Conversions May be Great for Any Age, but Especially at retirement.
If you fall into one of these groups, you owe it to yourself to ask the question.
- If you are a high earner of any age. Remember, though, the current tax savings for contributing to a traditional 401k are meaningful, and the younger you are, the more years of tax deferral you have. Additionally, before I recommend Roth conversions, I encourage clients to save both inside 401ks (or similar accounts like a 403b, 457, etc.) AND outside of retirement accounts by using a simple brokerage account.
- After a certain level of investment has been reached. For example, I typically consider Roth conversions for clients surpassing the $500,000 mark in traditional retirement accounts.
- When retiring from a full-time career.
- When Required Minimum Distributions will begin within a few years.
- ESTATE PLANNING: When you know that your heirs will inherit a significant amount in the form of your traditional IRA. Under the new law, heirs no longer have the ability to amortize their withdrawals over their lifetime. The new rule requires all funds to be withdrawn within ten years. Suppose the retirement account is a traditional IRA,401k,403b,3tc. The withdrawals will be fully taxable to your kids, often during the exact period of their high-earnings career phase.
Convert an Amount that Lets You Maximize Your Current Tax Bracket.
You’ve determined that you fit into one of the groups that should be asking the question about Roth conversions, now how do you decide how much to convert?
If you are under 65 and active in your career you will be weighing the value of current tax savings for maximum contributions to traditional retirement accounts with the value of lower taxes in the future. As mentioned above, you will have less money to invest in a Roth because you have to pay tax on it.
The following tables illustrate a couple of Roth Conversion strategies. Note that both of these examples ignore the fact that the client probably has other investments that may generate capital gains, dividends, and interest. These will need to be evaluated each year and will impact the amount of your best conversion.
Ultimately considering a Roth conversion is a complicated matter; seek help from a financial adviser or your CPA before making a final decision.

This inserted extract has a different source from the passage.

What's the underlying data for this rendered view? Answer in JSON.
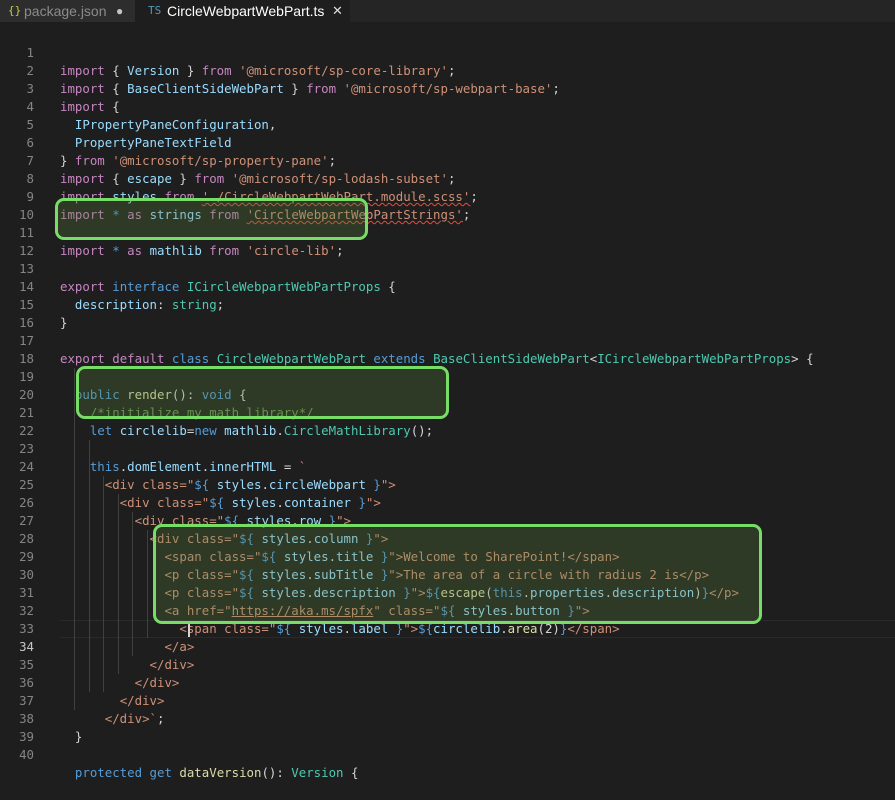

If you are over 65, Roth conversions impact the taxability of Social Security benefits and Medicare premiums. If you are young and a high earner, reducing the number of investible funds by paying the tax on the conversion gives you less to grow. If you defer first and then consider converting, you may find that the ultimate benefit is more significant than rushing to convert because of the ability to reinvest all deferred gains within the traditional retirement accounts. On the other hand, if you are in one of the lower tax brackets, select the Roth option for your 401k and convert the traditional ones.
Timing is essential. Conversions must be done by the end of the year if you want it to count for your tax return.
If you can bear paying taxes now to save significantly more taxes in the future, then give Roth IRA Conversions a serious look. It may benefit you or your heirs greatly.